You can see, I think, the potential parallel between a defendant not being at the trial, on the one hand, and a juror not being at the trial. Are there arguable differences? Of course. And, again, I can see why a panel might hold (as here) that so long as the defendant's affirmatively psyched for it, it's okay to allow a juror to view proceedings remotely for a limited period of time.

Still. It's a close one. So I'd have written the opinion cautiously. Including but not limited to talking about the structural errors of in absentia proceedings in general -- a topic that's entirely omitted from today's opinion.

But, hey, in the end, if you're okay with a juror viewing proceedings remotely for a couple of days, perhaps because you're thrilled to have that particular juror stay on the jury rather than be excused for cause, feel free. I'm okay with that. Your call.

Tuesday, January 03, 2023

Griego v. City of Barstow (Cal. Ct. App. - Jan. 3, 2023)

It's a new year, but 2023 does not begin with good news for Jesse Griego, who was a captain in the Barstow Fire Protection District until he was fired for various alleged misconduct. The trial court held that the City of Barstow had to reconsider its decision, but the Court of Appeal reverses, holding that Mr. Griego stays fired. 

Which, in truth, is a result that is perhaps not surprising given the various allegations leveled against him. Which include the following:

"Griego worked for the Fire District from 1997 to 2018. He also coached children’s sports teams, including the girls’ softball team at Barstow High School.

In 2007, the Fire District issued a memorandum to its captains directing personnel not to attend sporting events while on duty. On March 23, 2017, a fire chief verbally reprimanded Griego for coaching on duty. Griego was defensive and argumentative. The fire chief told him, “[T]here is no coaching on duty in any capacity. Do not take the engine. Period.” Griego expressed no regret, and later was seen again attending a sporting event while on duty. On March 29, 2017, the chief issued a written reprimand.
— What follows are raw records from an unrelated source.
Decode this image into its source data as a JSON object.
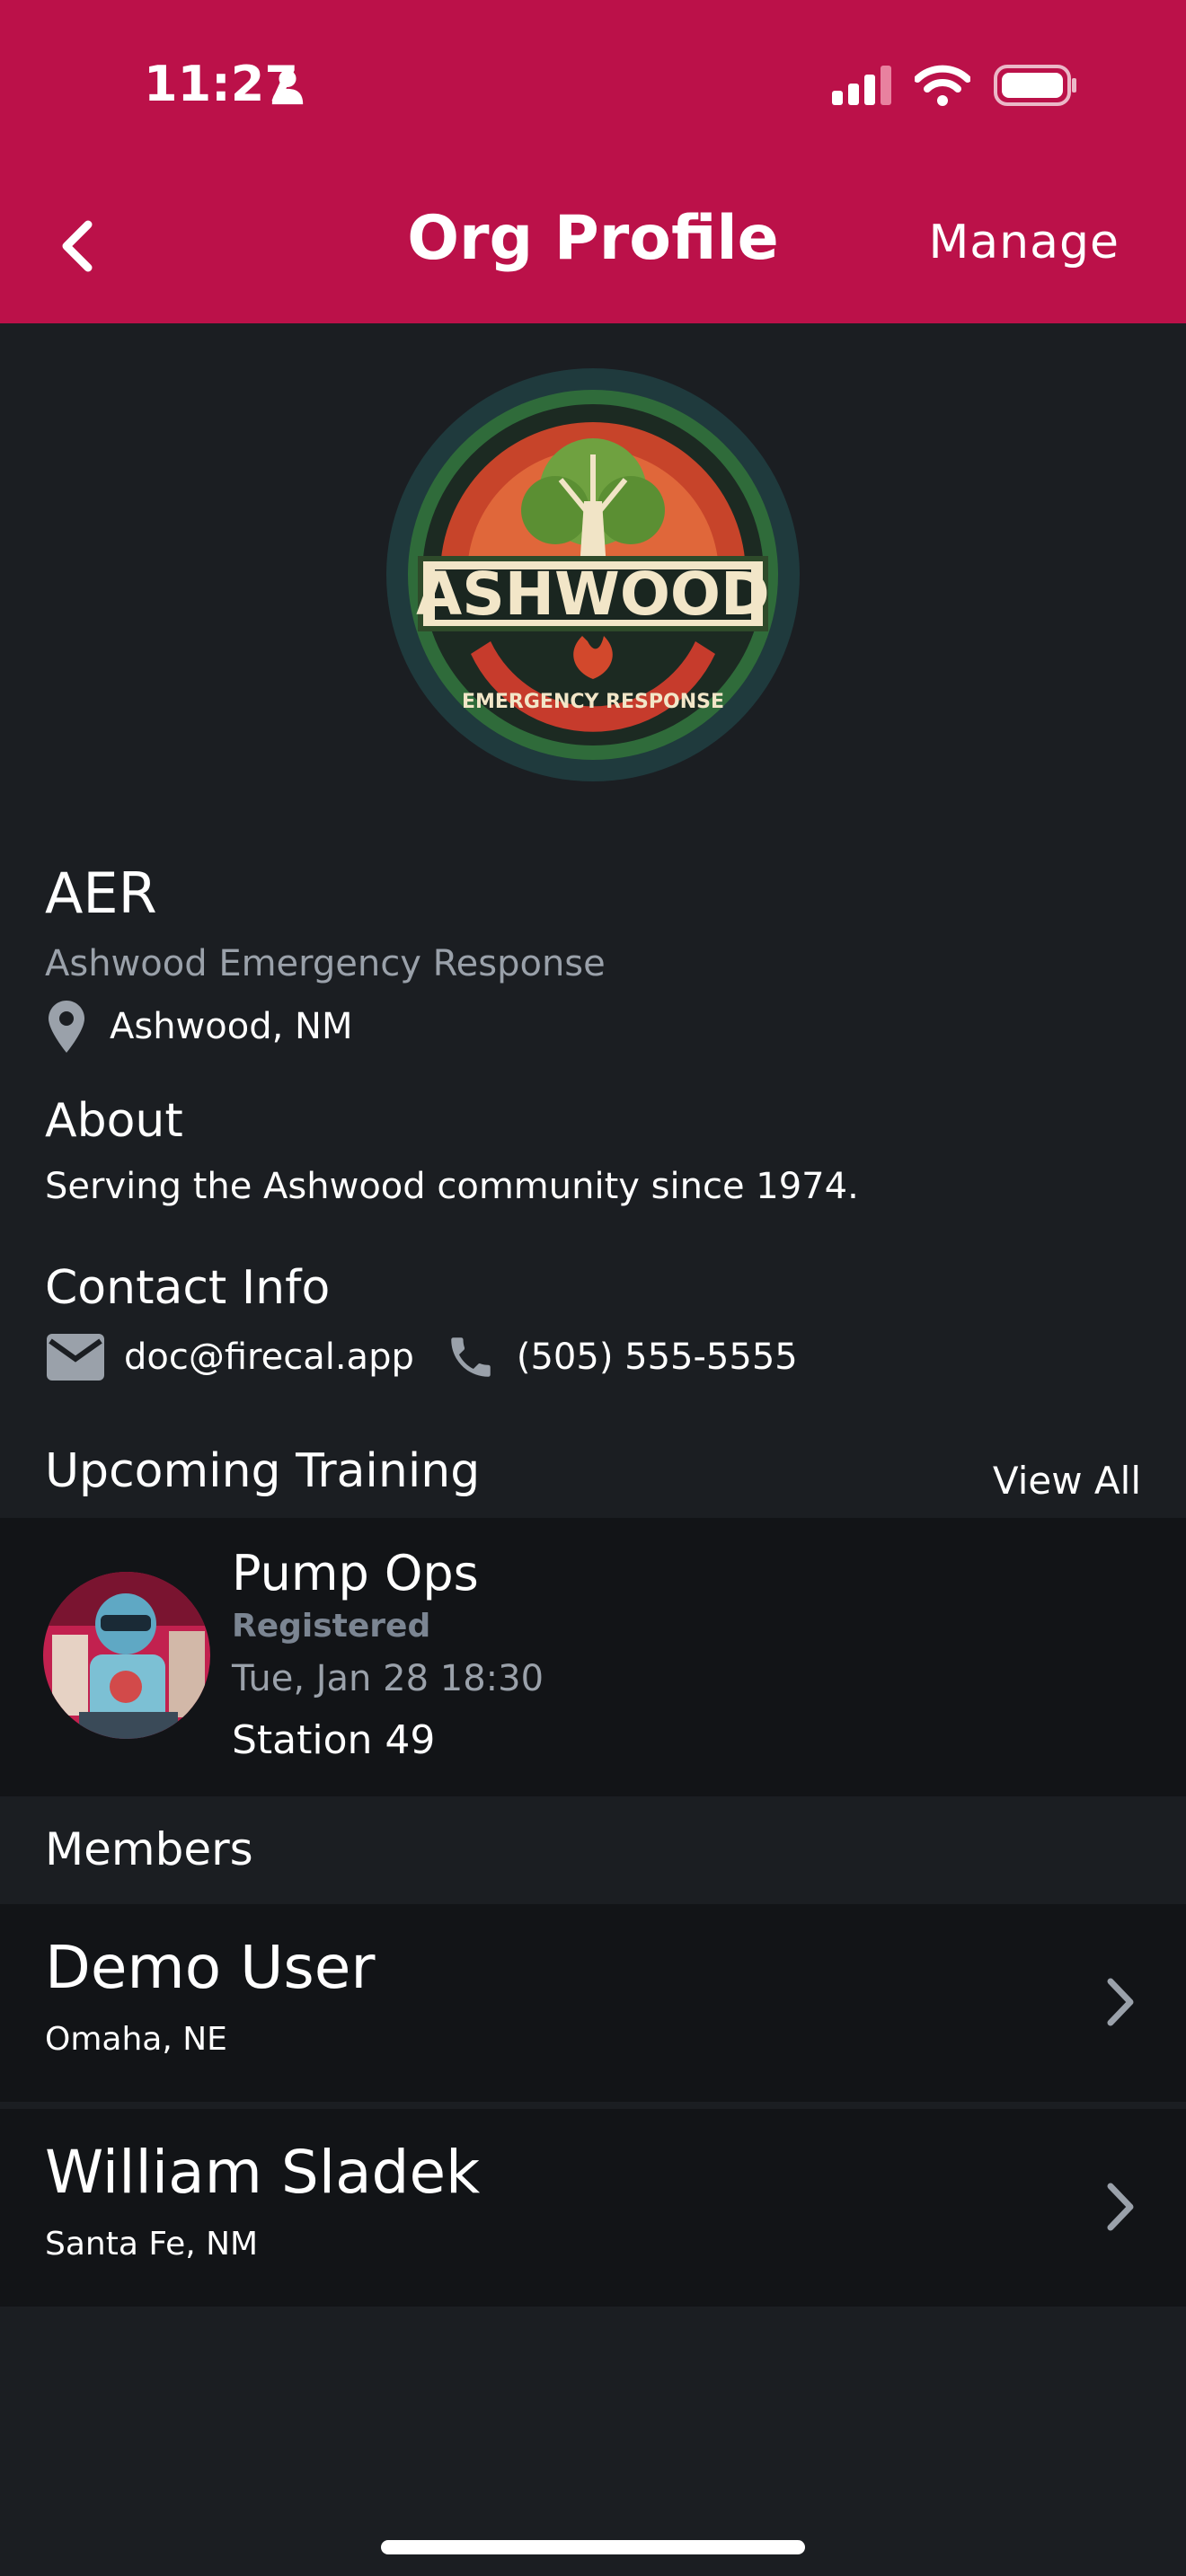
{
  "status_bar": {
    "time": "11:27"
  },
  "nav": {
    "title": "Org Profile",
    "manage_label": "Manage"
  },
  "org": {
    "abbreviation": "AER",
    "full_name": "Ashwood Emergency Response",
    "location": "Ashwood, NM",
    "logo": {
      "wordmark": "ASHWOOD",
      "subtitle": "EMERGENCY RESPONSE"
    }
  },
  "about": {
    "title": "About",
    "text": "Serving the Ashwood community since 1974."
  },
  "contact": {
    "title": "Contact Info",
    "email": "doc@firecal.app",
    "phone": "(505) 555-5555"
  },
  "training": {
    "title": "Upcoming Training",
    "view_all_label": "View All",
    "items": [
      {
        "title": "Pump Ops",
        "status": "Registered",
        "datetime": "Tue, Jan 28 18:30",
        "location": "Station 49"
      }
    ]
  },
  "members": {
    "title": "Members",
    "items": [
      {
        "name": "Demo User",
        "location": "Omaha, NE"
      },
      {
        "name": "William Sladek",
        "location": "Santa Fe, NM"
      }
    ]
  },
  "colors": {
    "header": "#bb1149",
    "background": "#1b1e22",
    "card": "#121417",
    "muted_text": "#9aa1aa"
  }
}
Also in early 2017, a safety officer at Barstow High School reported she suspected an inappropriate relationship between Griego and a 15-year-old student, H.S. The officer saw Griego bring H.S. lunch during school hours and H.S. drive Griego’s car. She heard students saying H.S. was wearing Griego’s shirt, the two had adopted a cat together, and they had visited a theme park together. 

The Barstow Police Department opened a criminal investigation into Griego for suspected statutory rape (Pen. Code, § 261.5). The City placed Griego on paid administrative leave, and Barstow High School told him to end contact with the girls’ softball team. Nonetheless, Griego continued to attend practices and games and to communicate with coaches and players, including H.S. . . .

The City’s investigator sustained 19 allegations against Griego. These allegations included, among others, that Griego (1) sought an “intimate dating relationship” with minor H.S.; (2) defied specific directions not to coach while on duty despite multiple warnings; (3) carried a concealed handgun outside his home without a permit; and (4) filed a false court document under penalty of perjury. 

The handgun allegation referred to November 2017, when Griego carried a concealed gun to investigate suspicious people outside his home. A police officer arrived and asked Griego if he had a gun; Griego said yes and showed it to him. The officer asked if he had a concealed carry permit; Griego did not. Penal Code section 25400 prohibits carrying a concealed gun in public without a permit.

As for the perjury, in 2017 Griego’s ex-wife applied for a domestic violence restraining order against him. A temporary restraining order issued in July 2017 included a direction to store any firearms with the police department or a licensed gun dealer. Yet in August 2017, Griego signed and filed a response that declared, “I do not own or have any guns or firearms.” Griego later admitted he had owned guns for about two years. Regarding the false court filing, he said, “I probably didn’t even read that and pay attention to that.”"

Let's face it: those are not great (alleged) facts if you're trying to keep your job. In the public sector or anywhere else.